NP Singh the former director of ICAR- CCARI, Goa, had interesting observations to make on the government’s ambitious plan of doubling farmers income by 2022, reports Shoma Patnaik
“Doubling of farmers income by 2022 is easy to say but likely to be difficult to achieve,” according to NP Singh, the former Goa director of ICAR- Central Coastal Agricultural Research Institute (CCARI).
Singh who was a special invitee at a national spices seminar in old Goa organised by ICAR-CCARI, said that, farmers are concerned over the cost of cultivation and marketing. “Minimizing the cost of production and providing farmers with ready market are the challenges before the programme,” he said.
The doubling of farmer income project has the ambitious target of transforming agriculture across all states. The former director of ICAR, Goa, who continues to be held in respect in the agriculture sector, remarked that, the project is not an easy task owing to the challenges it faces.
“Farmers lack the resources and unless they are provided with the resources they cannot participate in the government’s programme,” he said, adding that, another hurdle to the project is from climate change.

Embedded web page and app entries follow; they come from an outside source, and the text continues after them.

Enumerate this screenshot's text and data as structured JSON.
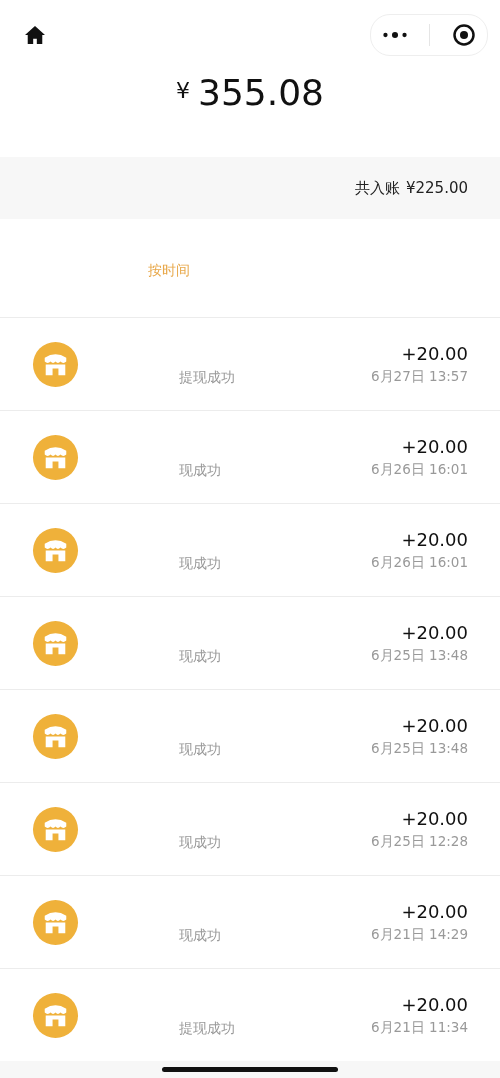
{
  "balance": {
    "currency": "¥",
    "amount": "355.08"
  },
  "summary": {
    "label": "共入账",
    "amount": "¥225.00"
  },
  "filter": {
    "label": "按时间"
  },
  "records": [
    {
      "status": "提现成功",
      "amount": "+20.00",
      "time": "6月27日 13:57"
    },
    {
      "status": "现成功",
      "amount": "+20.00",
      "time": "6月26日 16:01"
    },
    {
      "status": "现成功",
      "amount": "+20.00",
      "time": "6月26日 16:01"
    },
    {
      "status": "现成功",
      "amount": "+20.00",
      "time": "6月25日 13:48"
    },
    {
      "status": "现成功",
      "amount": "+20.00",
      "time": "6月25日 13:48"
    },
    {
      "status": "现成功",
      "amount": "+20.00",
      "time": "6月25日 12:28"
    },
    {
      "status": "现成功",
      "amount": "+20.00",
      "time": "6月21日 14:29"
    },
    {
      "status": "提现成功",
      "amount": "+20.00",
      "time": "6月21日 11:34"
    }
  ]
}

“Climate change poses a roadblock. There is going to be droughts and excessive rainfall. The impact of climate change on agriculture will affect the farmer, government, politicians and everyone. The recent onion crisis is an example of the challenge from climate change,” said Singh.
The former director of ICAR, who post retirement worked with the Maharashtra government in doubling of farmer income project, pointed out that, scientists have to play an important role in identifying the varieties to fight the climate change problem.

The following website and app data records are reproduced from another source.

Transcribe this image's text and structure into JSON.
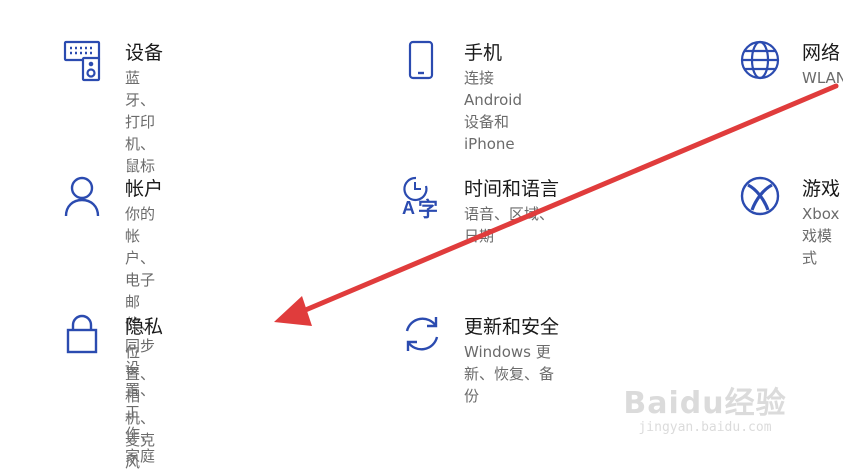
{
  "accent_color": "#2b4bb0",
  "arrow_color": "#e03c3c",
  "tiles": {
    "devices": {
      "title": "设备",
      "desc": "蓝牙、打印机、鼠标",
      "icon": "keyboard-speaker-icon"
    },
    "phone": {
      "title": "手机",
      "desc": "连接 Android 设备和\niPhone",
      "icon": "phone-icon"
    },
    "network": {
      "title": "网络",
      "desc": "WLAN",
      "icon": "globe-icon"
    },
    "accounts": {
      "title": "帐户",
      "desc": "你的帐户、电子邮件、同步\n设置、工作、家庭",
      "icon": "person-icon"
    },
    "time_language": {
      "title": "时间和语言",
      "desc": "语音、区域、日期",
      "icon": "time-language-icon"
    },
    "gaming": {
      "title": "游戏",
      "desc": "Xbox\n戏模式",
      "icon": "xbox-icon"
    },
    "privacy": {
      "title": "隐私",
      "desc": "位置、相机、麦克风",
      "icon": "lock-icon"
    },
    "update_security": {
      "title": "更新和安全",
      "desc": "Windows 更新、恢复、备份",
      "icon": "refresh-icon"
    }
  },
  "watermark": {
    "main": "Baidu经验",
    "sub": "jingyan.baidu.com"
  }
}
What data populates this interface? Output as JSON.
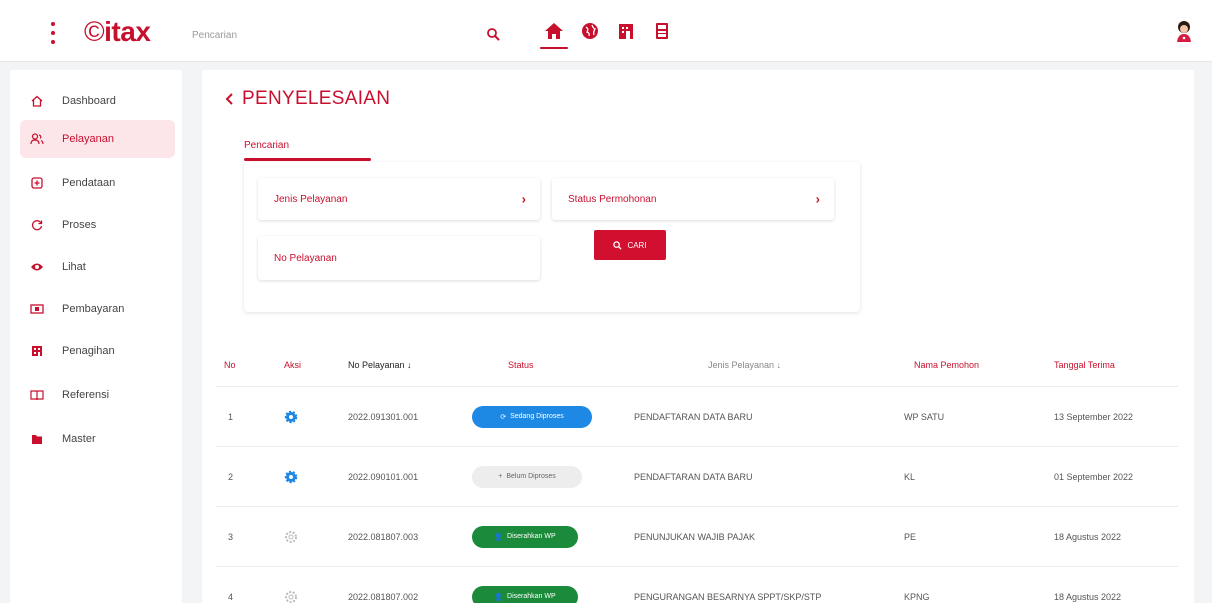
{
  "header": {
    "logo_text": "itax",
    "search_placeholder": "Pencarian",
    "nav_icons": [
      "home-icon",
      "globe-icon",
      "building-icon",
      "calculator-icon"
    ]
  },
  "sidebar": {
    "items": [
      {
        "label": "Dashboard",
        "icon": "home-outline-icon",
        "active": false
      },
      {
        "label": "Pelayanan",
        "icon": "users-icon",
        "active": true
      },
      {
        "label": "Pendataan",
        "icon": "plus-square-icon",
        "active": false
      },
      {
        "label": "Proses",
        "icon": "refresh-icon",
        "active": false
      },
      {
        "label": "Lihat",
        "icon": "eye-icon",
        "active": false
      },
      {
        "label": "Pembayaran",
        "icon": "cash-icon",
        "active": false
      },
      {
        "label": "Penagihan",
        "icon": "building-icon",
        "active": false
      },
      {
        "label": "Referensi",
        "icon": "book-icon",
        "active": false
      },
      {
        "label": "Master",
        "icon": "folder-icon",
        "active": false
      }
    ]
  },
  "main": {
    "title": "PENYELESAIAN",
    "tab_label": "Pencarian",
    "fields": {
      "jenis_pelayanan": "Jenis Pelayanan",
      "status_permohonan": "Status Permohonan",
      "no_pelayanan": "No Pelayanan"
    },
    "cari_label": "CARI"
  },
  "table": {
    "headers": {
      "no": "No",
      "aksi": "Aksi",
      "no_pelayanan": "No Pelayanan",
      "status": "Status",
      "jenis_pelayanan": "Jenis Pelayanan",
      "nama_pemohon": "Nama Pemohon",
      "tanggal_terima": "Tanggal Terima"
    },
    "rows": [
      {
        "no": "1",
        "no_pelayanan": "2022.091301.001",
        "status": "Sedang Diproses",
        "status_color": "#1e88e5",
        "jenis": "PENDAFTARAN DATA BARU",
        "nama": "WP SATU",
        "tanggal": "13 September 2022",
        "aksi_active": true
      },
      {
        "no": "2",
        "no_pelayanan": "2022.090101.001",
        "status": "Belum Diproses",
        "status_color": "#ededed",
        "jenis": "PENDAFTARAN DATA BARU",
        "nama": "KL",
        "tanggal": "01 September 2022",
        "aksi_active": true
      },
      {
        "no": "3",
        "no_pelayanan": "2022.081807.003",
        "status": "Diserahkan WP",
        "status_color": "#1b8a3a",
        "jenis": "PENUNJUKAN WAJIB PAJAK",
        "nama": "PE",
        "tanggal": "18 Agustus 2022",
        "aksi_active": false
      },
      {
        "no": "4",
        "no_pelayanan": "2022.081807.002",
        "status": "Diserahkan WP",
        "status_color": "#1b8a3a",
        "jenis": "PENGURANGAN BESARNYA SPPT/SKP/STP",
        "nama": "KPNG",
        "tanggal": "18 Agustus 2022",
        "aksi_active": false
      }
    ]
  },
  "colors": {
    "accent": "#c8102e",
    "blue": "#1e88e5",
    "green": "#1b8a3a"
  }
}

Singh said that, more than doubling of income by 2022, Indian farmers would be happy if the government ensures continuous income throughout the year. He said that, shortage of planting material is also a problem faced by farmers and it could be another reason for the doubling project going off-track.

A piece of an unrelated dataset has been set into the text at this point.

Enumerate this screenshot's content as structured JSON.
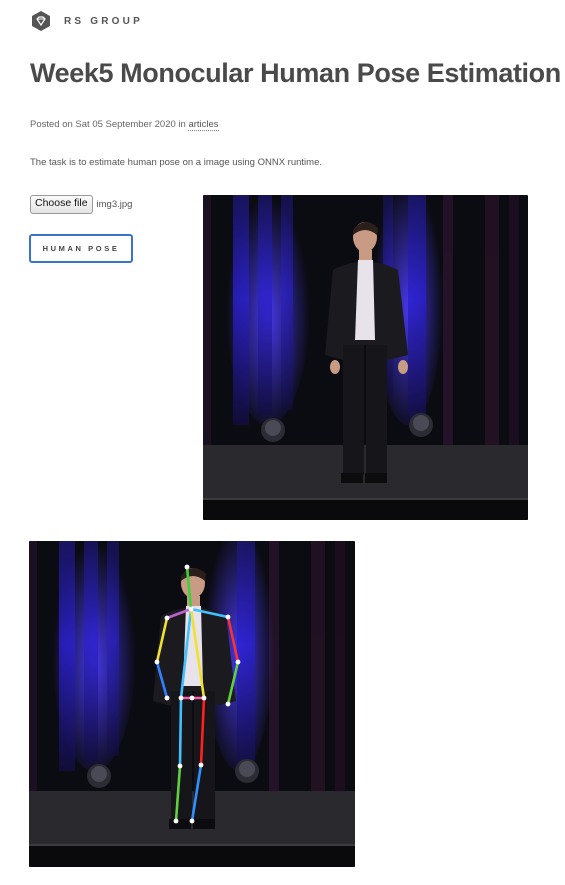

The national spices seminar hosted by ICAR- CCARI, Old Goa and the Directorate of Arecanut and Spices Development, Kozhikode, focused on emerging trends in production, processing and marketing. Singh pointed out that, several positive changes had come about in Goan agriculture over the years. Farmers in the state are comparatively better off in terms of market as they sell to Goa Bagayatdar which buys, processes and later supplies to the market, he said. However, planting material is a big issue.
“Every Goan loves to talk about Mancurad mango but provding 100 planting material of Mancurad is very difficult,” said Singh who experimented with Mancurad and planted it in Baramati where the trees produced “excellent quality of the fruit.”
According to the ICAR-Goa ex-director, the Goan system of kulagar is beneficial for farming as it results in “blending.” In kulagar the local farmer grows coconut, areca nut, spices (as intercrop) and does a bit of dairy farming fruit and keeps poultry. It is an integrated approach which needs to be replicated for doubling the farmer income, he said. Post retirement, Singh is back in Goa and plans on setting up a planting material farm.
The national seminar of spices revealed that, Goa’s contribution at the national level is meager as spices are grown as an inter-crop. Seminar participants said that, Goan farmers need to step up spice production owing to its high value and take up production on commercial scale. “Spice cultivation in Goa remains set in two-three produce such as pepper and areca nut,” pointed
The other issues that, that seminar addressed was of food safety. Like other agricultural produce, the export of spices is constrained due to the presence of pesticide residue.